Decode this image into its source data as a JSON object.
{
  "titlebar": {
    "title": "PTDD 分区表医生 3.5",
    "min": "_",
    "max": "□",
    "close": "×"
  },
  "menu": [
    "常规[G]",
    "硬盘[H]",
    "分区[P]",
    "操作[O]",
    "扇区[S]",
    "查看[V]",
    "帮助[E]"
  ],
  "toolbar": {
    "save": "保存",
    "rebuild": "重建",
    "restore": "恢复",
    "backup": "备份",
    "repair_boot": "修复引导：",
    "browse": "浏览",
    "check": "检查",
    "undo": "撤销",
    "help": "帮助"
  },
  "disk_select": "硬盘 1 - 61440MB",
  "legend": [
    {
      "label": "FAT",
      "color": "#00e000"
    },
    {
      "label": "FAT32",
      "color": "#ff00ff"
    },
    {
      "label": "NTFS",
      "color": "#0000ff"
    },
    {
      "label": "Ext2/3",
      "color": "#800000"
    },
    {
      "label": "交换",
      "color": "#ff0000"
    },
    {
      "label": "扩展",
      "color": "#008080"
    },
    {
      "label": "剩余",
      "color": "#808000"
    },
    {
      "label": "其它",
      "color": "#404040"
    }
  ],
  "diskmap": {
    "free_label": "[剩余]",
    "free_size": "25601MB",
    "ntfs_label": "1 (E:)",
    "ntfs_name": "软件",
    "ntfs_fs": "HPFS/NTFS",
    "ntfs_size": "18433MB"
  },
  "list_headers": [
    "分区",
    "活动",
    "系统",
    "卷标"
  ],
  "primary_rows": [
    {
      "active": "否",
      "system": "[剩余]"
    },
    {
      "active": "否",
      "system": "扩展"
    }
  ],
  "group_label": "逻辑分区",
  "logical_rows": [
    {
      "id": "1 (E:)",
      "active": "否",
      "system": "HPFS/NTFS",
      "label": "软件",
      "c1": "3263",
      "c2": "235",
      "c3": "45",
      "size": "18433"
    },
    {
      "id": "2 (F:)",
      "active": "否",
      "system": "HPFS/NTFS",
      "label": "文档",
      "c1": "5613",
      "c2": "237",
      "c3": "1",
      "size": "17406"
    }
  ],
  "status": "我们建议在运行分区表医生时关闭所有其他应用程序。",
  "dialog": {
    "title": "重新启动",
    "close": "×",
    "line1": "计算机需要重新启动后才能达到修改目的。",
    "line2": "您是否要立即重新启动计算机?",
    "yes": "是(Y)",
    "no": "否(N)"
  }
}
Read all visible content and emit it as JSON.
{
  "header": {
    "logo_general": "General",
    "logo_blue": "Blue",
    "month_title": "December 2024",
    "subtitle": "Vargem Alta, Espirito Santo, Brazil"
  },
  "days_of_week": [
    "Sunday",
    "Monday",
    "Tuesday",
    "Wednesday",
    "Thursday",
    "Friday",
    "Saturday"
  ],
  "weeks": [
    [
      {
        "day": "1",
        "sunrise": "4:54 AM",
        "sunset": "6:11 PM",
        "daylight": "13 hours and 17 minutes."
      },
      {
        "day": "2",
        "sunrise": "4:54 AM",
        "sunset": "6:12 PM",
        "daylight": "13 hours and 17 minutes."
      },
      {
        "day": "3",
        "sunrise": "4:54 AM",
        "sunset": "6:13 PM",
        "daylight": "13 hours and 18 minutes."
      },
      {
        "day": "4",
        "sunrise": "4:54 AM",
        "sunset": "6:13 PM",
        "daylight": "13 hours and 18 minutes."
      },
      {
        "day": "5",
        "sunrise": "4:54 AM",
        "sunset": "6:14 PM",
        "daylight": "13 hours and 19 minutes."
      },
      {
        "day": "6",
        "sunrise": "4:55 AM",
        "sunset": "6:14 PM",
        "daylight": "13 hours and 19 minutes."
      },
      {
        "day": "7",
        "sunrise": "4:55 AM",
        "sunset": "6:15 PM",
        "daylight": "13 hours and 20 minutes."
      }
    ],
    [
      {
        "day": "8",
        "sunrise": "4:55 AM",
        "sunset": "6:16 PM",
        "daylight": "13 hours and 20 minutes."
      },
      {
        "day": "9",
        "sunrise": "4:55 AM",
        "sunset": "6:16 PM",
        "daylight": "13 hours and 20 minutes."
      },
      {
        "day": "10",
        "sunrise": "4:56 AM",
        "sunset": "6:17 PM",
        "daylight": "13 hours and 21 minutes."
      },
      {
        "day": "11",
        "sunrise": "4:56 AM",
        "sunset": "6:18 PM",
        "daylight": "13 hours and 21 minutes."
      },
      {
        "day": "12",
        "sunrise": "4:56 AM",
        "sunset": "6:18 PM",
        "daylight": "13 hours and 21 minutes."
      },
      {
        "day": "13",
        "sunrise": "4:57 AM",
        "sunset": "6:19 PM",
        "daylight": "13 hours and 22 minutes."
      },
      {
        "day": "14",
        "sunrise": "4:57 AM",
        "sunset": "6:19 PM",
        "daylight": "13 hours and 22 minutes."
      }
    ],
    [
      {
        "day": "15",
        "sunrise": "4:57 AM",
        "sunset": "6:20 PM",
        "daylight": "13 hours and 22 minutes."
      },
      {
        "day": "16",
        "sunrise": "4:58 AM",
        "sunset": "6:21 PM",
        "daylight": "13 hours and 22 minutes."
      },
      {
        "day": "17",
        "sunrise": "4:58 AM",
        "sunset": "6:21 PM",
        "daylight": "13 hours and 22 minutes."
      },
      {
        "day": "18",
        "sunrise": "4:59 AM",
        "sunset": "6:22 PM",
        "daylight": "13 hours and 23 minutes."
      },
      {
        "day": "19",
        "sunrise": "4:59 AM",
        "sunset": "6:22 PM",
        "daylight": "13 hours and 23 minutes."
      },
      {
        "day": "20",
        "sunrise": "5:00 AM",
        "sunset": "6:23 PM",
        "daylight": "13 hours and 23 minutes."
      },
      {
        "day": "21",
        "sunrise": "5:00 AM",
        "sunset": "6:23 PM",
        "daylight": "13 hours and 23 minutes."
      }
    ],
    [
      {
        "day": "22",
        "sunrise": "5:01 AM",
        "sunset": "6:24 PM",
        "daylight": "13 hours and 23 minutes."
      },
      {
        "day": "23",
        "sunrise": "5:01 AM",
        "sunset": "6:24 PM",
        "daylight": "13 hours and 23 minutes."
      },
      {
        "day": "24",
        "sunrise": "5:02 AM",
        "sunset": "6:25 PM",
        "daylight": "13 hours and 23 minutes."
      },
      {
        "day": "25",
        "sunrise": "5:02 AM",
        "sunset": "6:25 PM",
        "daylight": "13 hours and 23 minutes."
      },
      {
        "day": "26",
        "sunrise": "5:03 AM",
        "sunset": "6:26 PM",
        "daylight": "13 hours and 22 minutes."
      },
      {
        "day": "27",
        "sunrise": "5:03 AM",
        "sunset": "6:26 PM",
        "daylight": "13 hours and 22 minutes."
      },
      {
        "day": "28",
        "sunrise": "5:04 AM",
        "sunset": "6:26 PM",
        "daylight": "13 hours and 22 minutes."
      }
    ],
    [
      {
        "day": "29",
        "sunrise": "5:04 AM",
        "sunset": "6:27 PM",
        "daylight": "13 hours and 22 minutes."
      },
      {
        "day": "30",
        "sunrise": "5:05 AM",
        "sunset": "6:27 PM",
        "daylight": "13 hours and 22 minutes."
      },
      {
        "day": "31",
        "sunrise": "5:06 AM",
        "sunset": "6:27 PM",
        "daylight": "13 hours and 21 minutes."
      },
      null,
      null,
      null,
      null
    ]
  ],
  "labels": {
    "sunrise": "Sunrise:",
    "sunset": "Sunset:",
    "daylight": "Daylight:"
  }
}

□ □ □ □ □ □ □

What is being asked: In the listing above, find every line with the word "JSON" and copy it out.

Result for this task:
Decode this image into its source data as a JSON object.
Read all visible content and emit it as JSON.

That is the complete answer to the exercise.